“Anne Diggory: All in a Day’s Work,” layers the past and present through painting and photography to give viewers a captivatingly fractured look at the Adirondacks.
The combination is perhaps most starkly present in “Out of Place in Huletts Landing,” one of the first pieces in the exhibition at the Albany Institute of History and Art. Half the sky is a vibrant blue, while the other half is pale, echoing the tone of an old photograph. In the foreground rests a bright yellow and red pool float, contrasting with the pale background.
From her Saratoga Springs home and studio, Diggory has spent many years researching the Hudson River School, specifically the locations around Lake George and the Adirondacks that artists like John Frederick Kensett painted. She’s given lectures on the topic and written articles on it. Thus, the works of the Hudson River School artists have become part of her perspective.
“When I’m standing on the shore of Lake George, I can see their vision of that landscape," Diggory said. "So, it’s part of my vision, it’s part of my experience. By combining it [with my work] I’m placing myself in relation to them, but then creating a more contemporary view of it. It’s a fractured vision, but I think that’s the way I see and express things.”
In works like “Shoreline Retrospective II,” she layers painting with photography, with present day scenes and prints from Hudson River School artists. Each medium is so intertwined with the next, that it can be difficult to tell which parts have been painted and which are photographs.
It’s especially difficult to tell in “Float,” as the canvas seems to dapple the sky and lake, rather than the other way around. The piece is grounded by a bright yellow float and, no matter how long one stares, it’s difficult to tell whether it’s painted or part of a photograph.
Diggory’s process is complex and varies from piece to piece.
Usually, she’ll go out to paint on site early in the day, staying sometimes until dusk to capture varying visions of light. Sometimes shortly after and other times years later, she’ll take the paintings, scan them into Photoshop and layer it with a Hudson River School print. Then, depending on the piece, she might continue to paint it.
In the Albany Institute's gallery, notebooks detailing her process rest on the bench, each entry slightly different from the next.
Though her works in “All in a Day’s Work” feature fractions of works from the 19th century art movement, she doesn’t necessarily strive to create in the style of the Hudson River School.
“It’s a redirection of vision from their's more than an adoption of vision,” Diggory said.
“There are artists who actually paint in the style of the Hudson River School," Diggory continued. "That doesn’t interest me whatsoever. But I enjoy the challenge of trying to put their vision in the context of mine. You’ll notice in those works, their vision is usually a pretty small part of the image I’ve made.”

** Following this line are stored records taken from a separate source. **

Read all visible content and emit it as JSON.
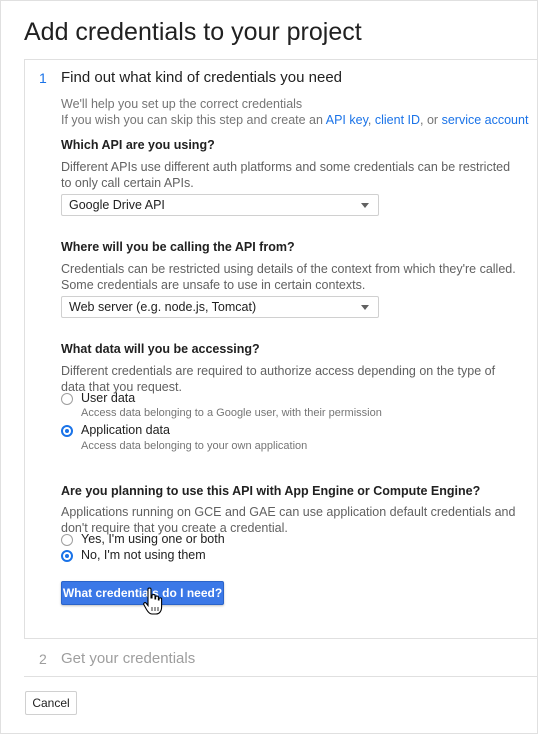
{
  "header": {
    "title": "Add credentials to your project"
  },
  "step1": {
    "number": "1",
    "title": "Find out what kind of credentials you need",
    "intro": {
      "line1": "We'll help you set up the correct credentials",
      "line2_prefix": "If you wish you can skip this step and create an",
      "link_api_key": "API key",
      "comma": ",",
      "link_client_id": "client ID",
      "or": ", or",
      "link_service_account": "service account"
    },
    "api_question": {
      "label": "Which API are you using?",
      "desc1": "Different APIs use different auth platforms and some credentials can be restricted",
      "desc2": "to only call certain APIs.",
      "selected": "Google Drive API"
    },
    "where_question": {
      "label": "Where will you be calling the API from?",
      "desc1": "Credentials can be restricted using details of the context from which they're called.",
      "desc2": "Some credentials are unsafe to use in certain contexts.",
      "selected": "Web server (e.g. node.js, Tomcat)"
    },
    "data_question": {
      "label": "What data will you be accessing?",
      "desc1": "Different credentials are required to authorize access depending on the type of",
      "desc2": "data that you request.",
      "options": [
        {
          "label": "User data",
          "desc": "Access data belonging to a Google user, with their permission",
          "selected": false
        },
        {
          "label": "Application data",
          "desc": "Access data belonging to your own application",
          "selected": true
        }
      ]
    },
    "engine_question": {
      "label": "Are you planning to use this API with App Engine or Compute Engine?",
      "desc1": "Applications running on GCE and GAE can use application default credentials and",
      "desc2": "don't require that you create a credential.",
      "options": [
        {
          "label": "Yes, I'm using one or both",
          "selected": false
        },
        {
          "label": "No, I'm not using them",
          "selected": true
        }
      ]
    },
    "submit_label": "What credentials do I need?"
  },
  "step2": {
    "number": "2",
    "title": "Get your credentials"
  },
  "footer": {
    "cancel_label": "Cancel"
  },
  "colors": {
    "accent": "#1a73e8",
    "button": "#3b78e7"
  },
  "icons": {
    "select_caret": "caret-down-icon",
    "pointer": "hand-pointer-icon"
  }
}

Using fractions of their work points to another focus of the show — the Diggory’s artistic choices, how she shapes the narrative or the composition of her works.
While putting the show together, it was challenging to whittle down which series or works would best reveal those choices, according to Diggory.

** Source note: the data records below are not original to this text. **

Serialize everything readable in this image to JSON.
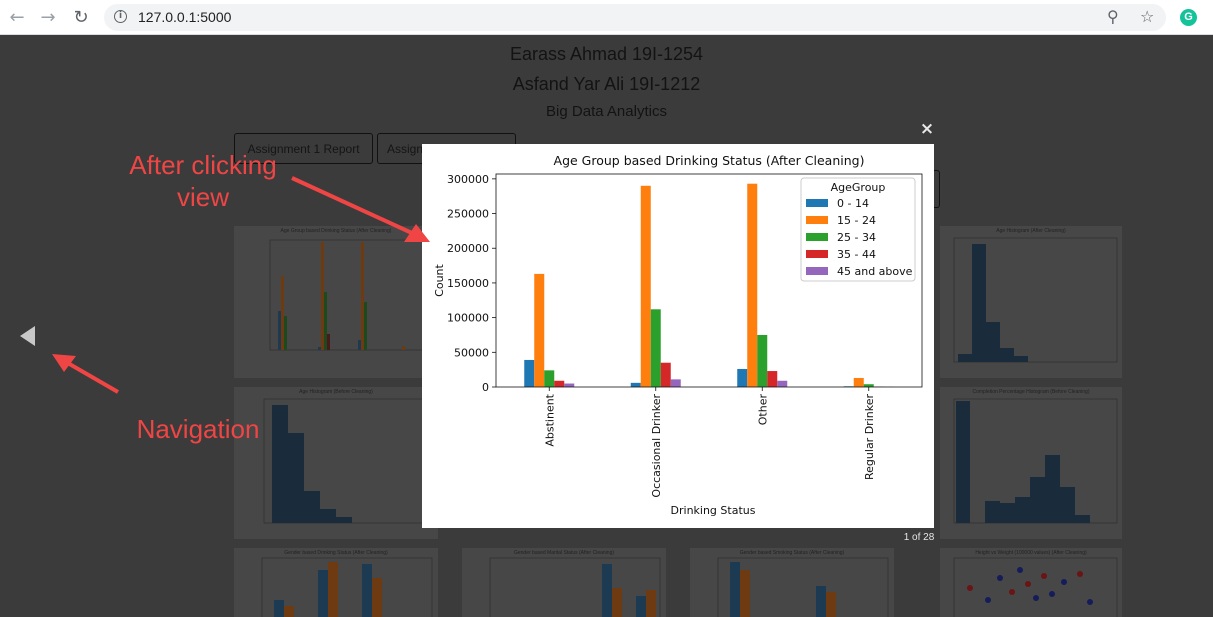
{
  "browser": {
    "url": "127.0.0.1:5000"
  },
  "page": {
    "author1": "Earass Ahmad 19I-1254",
    "author2": "Asfand Yar Ali 19I-1212",
    "course": "Big Data Analytics",
    "buttons": [
      "Assignment 1 Report",
      "Assign"
    ]
  },
  "thumbnails": [
    {
      "title": "Age Group based Drinking Status (After Cleaning)"
    },
    {
      "title": "Age Histogram (After Cleaning)"
    },
    {
      "title": "Age Histogram (Before Cleaning)"
    },
    {
      "title": "Completion Percentage Histogram (Before Cleaning)"
    },
    {
      "title": "Gender based Drinking Status (After Cleaning)"
    },
    {
      "title": "Gender based Marital Status (After Cleaning)"
    },
    {
      "title": "Gender based Smoking Status (After Cleaning)"
    },
    {
      "title": "Height vs Weight (100000 values) (After Cleaning)"
    }
  ],
  "lightbox": {
    "counter": "1 of 28",
    "close_symbol": "×"
  },
  "annotations": {
    "after_clicking": "After clicking",
    "view": "view",
    "navigation": "Navigation"
  },
  "colors": {
    "annotation": "#f04545",
    "series": [
      "#1f77b4",
      "#ff7f0e",
      "#2ca02c",
      "#d62728",
      "#9467bd"
    ]
  },
  "chart_data": {
    "type": "bar",
    "title": "Age Group based Drinking Status (After Cleaning)",
    "xlabel": "Drinking Status",
    "ylabel": "Count",
    "categories": [
      "Abstinent",
      "Occasional Drinker",
      "Other",
      "Regular Drinker"
    ],
    "ylim": [
      0,
      300000
    ],
    "yticks": [
      0,
      50000,
      100000,
      150000,
      200000,
      250000,
      300000
    ],
    "legend_title": "AgeGroup",
    "legend_position": "top-right",
    "series": [
      {
        "name": "0 - 14",
        "values": [
          39000,
          6000,
          26000,
          1000
        ]
      },
      {
        "name": "15 - 24",
        "values": [
          163000,
          290000,
          293000,
          13000
        ]
      },
      {
        "name": "25 - 34",
        "values": [
          24000,
          112000,
          75000,
          4000
        ]
      },
      {
        "name": "35 - 44",
        "values": [
          9000,
          35000,
          23000,
          500
        ]
      },
      {
        "name": "45 and above",
        "values": [
          5000,
          11000,
          9000,
          300
        ]
      }
    ]
  }
}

In one series, done at Crane Point on Blue Mountain Lake, Diggory’s watercolors take viewers through her more immediate process, capturing the morning fog over the water (“Crane Point 2”), as well as the midday light (“Crane Point 3”).
Later on in the series, she returns to those pieces and builds off of them with the intensely bright “Crane Point 4” and then with “Crane Point 6,” in which she inserts a self-portrait in the corner of the piece. She depicts herself working on “Crane Point 2,” capturing the fog even as the sun is shining in the piece. It points to the passing of time, not only in the environment but in the artist’s process.
“The title ‘All in a Day's Work’ refers both to the nature of the inspiration for the artworks — an intense experience in a single day that inspired work that day as well as much later when I returned to the material — and the artistic choices that are part of any artist's ongoing work,” Diggory said.
The exhibition is on view at the Albany Institute of History and Art through August 18. For more information visit albanyinstitute.org.
If you go:
“A Brilliant Bit of Color: The Work of Walter Launt Palmer,” opened at the Institute this week, featuring watercolor paintings, pastels, pencil drawings by the artist and son of Albany sculptor Erastus Dow Palmer. The exhibit also includes a rare painted ceramic cup from Palmer and personal letters and photographs that give viewers a glimpse into the artist’s life. The exhibit will be up through the end of the year.